_Problem requirements_. The records below should be printed once more, exactly as they appear.

_Exercise material_.
———

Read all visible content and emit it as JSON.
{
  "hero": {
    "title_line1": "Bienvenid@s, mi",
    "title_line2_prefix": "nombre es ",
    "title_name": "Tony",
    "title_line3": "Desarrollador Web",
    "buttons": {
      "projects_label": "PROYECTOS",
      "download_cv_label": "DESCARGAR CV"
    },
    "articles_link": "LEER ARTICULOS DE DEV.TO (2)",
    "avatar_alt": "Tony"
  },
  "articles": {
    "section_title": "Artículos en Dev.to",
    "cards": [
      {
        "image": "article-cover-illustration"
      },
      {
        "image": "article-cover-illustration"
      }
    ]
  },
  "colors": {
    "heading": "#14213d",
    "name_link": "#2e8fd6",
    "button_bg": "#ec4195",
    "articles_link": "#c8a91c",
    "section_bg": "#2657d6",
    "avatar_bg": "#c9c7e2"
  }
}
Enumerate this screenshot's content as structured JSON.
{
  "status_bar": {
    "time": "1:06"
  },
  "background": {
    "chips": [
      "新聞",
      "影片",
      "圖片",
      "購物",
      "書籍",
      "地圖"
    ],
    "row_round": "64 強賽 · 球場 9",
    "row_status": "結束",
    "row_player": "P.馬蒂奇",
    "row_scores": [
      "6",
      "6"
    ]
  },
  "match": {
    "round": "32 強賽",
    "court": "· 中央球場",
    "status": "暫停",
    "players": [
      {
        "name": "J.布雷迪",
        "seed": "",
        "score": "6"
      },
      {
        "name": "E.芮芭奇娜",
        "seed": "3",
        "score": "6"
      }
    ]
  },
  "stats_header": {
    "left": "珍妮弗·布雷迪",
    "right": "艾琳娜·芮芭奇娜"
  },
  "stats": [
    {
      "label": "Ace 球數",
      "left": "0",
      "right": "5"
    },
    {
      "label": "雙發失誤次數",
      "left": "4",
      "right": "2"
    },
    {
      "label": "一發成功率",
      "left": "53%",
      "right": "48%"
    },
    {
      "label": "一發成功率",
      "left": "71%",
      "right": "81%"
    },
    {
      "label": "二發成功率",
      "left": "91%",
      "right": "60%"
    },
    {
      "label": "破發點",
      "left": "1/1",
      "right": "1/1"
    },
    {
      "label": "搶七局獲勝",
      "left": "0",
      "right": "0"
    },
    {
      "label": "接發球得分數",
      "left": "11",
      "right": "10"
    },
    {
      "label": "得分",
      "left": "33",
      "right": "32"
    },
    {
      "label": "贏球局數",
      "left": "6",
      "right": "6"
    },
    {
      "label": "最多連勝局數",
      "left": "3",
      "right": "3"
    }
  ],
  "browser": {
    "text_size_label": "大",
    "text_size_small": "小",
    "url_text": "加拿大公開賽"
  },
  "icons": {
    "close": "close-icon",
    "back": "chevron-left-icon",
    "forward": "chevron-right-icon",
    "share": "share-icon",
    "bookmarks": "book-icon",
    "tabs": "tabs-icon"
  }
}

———

_Answer below_.
Read all visible content and emit it as JSON.
{
  "hero": {
    "title_line1": "Bienvenid@s, mi",
    "title_line2_prefix": "nombre es ",
    "title_name": "Tony",
    "title_line3": "Desarrollador Web",
    "buttons": {
      "projects_label": "PROYECTOS",
      "download_cv_label": "DESCARGAR CV"
    },
    "articles_link": "LEER ARTICULOS DE DEV.TO (2)",
    "avatar_alt": "Tony"
  },
  "articles": {
    "section_title": "Artículos en Dev.to",
    "cards": [
      {
        "image": "article-cover-illustration"
      },
      {
        "image": "article-cover-illustration"
      }
    ]
  },
  "colors": {
    "heading": "#14213d",
    "name_link": "#2e8fd6",
    "button_bg": "#ec4195",
    "articles_link": "#c8a91c",
    "section_bg": "#2657d6",
    "avatar_bg": "#c9c7e2"
  }
}
Enumerate this screenshot's content as structured JSON.
{
  "status_bar": {
    "time": "1:06"
  },
  "background": {
    "chips": [
      "新聞",
      "影片",
      "圖片",
      "購物",
      "書籍",
      "地圖"
    ],
    "row_round": "64 強賽 · 球場 9",
    "row_status": "結束",
    "row_player": "P.馬蒂奇",
    "row_scores": [
      "6",
      "6"
    ]
  },
  "match": {
    "round": "32 強賽",
    "court": "· 中央球場",
    "status": "暫停",
    "players": [
      {
        "name": "J.布雷迪",
        "seed": "",
        "score": "6"
      },
      {
        "name": "E.芮芭奇娜",
        "seed": "3",
        "score": "6"
      }
    ]
  },
  "stats_header": {
    "left": "珍妮弗·布雷迪",
    "right": "艾琳娜·芮芭奇娜"
  },
  "stats": [
    {
      "label": "Ace 球數",
      "left": "0",
      "right": "5"
    },
    {
      "label": "雙發失誤次數",
      "left": "4",
      "right": "2"
    },
    {
      "label": "一發成功率",
      "left": "53%",
      "right": "48%"
    },
    {
      "label": "一發成功率",
      "left": "71%",
      "right": "81%"
    },
    {
      "label": "二發成功率",
      "left": "91%",
      "right": "60%"
    },
    {
      "label": "破發點",
      "left": "1/1",
      "right": "1/1"
    },
    {
      "label": "搶七局獲勝",
      "left": "0",
      "right": "0"
    },
    {
      "label": "接發球得分數",
      "left": "11",
      "right": "10"
    },
    {
      "label": "得分",
      "left": "33",
      "right": "32"
    },
    {
      "label": "贏球局數",
      "left": "6",
      "right": "6"
    },
    {
      "label": "最多連勝局數",
      "left": "3",
      "right": "3"
    }
  ],
  "browser": {
    "text_size_label": "大",
    "text_size_small": "小",
    "url_text": "加拿大公開賽"
  },
  "icons": {
    "close": "close-icon",
    "back": "chevron-left-icon",
    "forward": "chevron-right-icon",
    "share": "share-icon",
    "bookmarks": "book-icon",
    "tabs": "tabs-icon"
  }
}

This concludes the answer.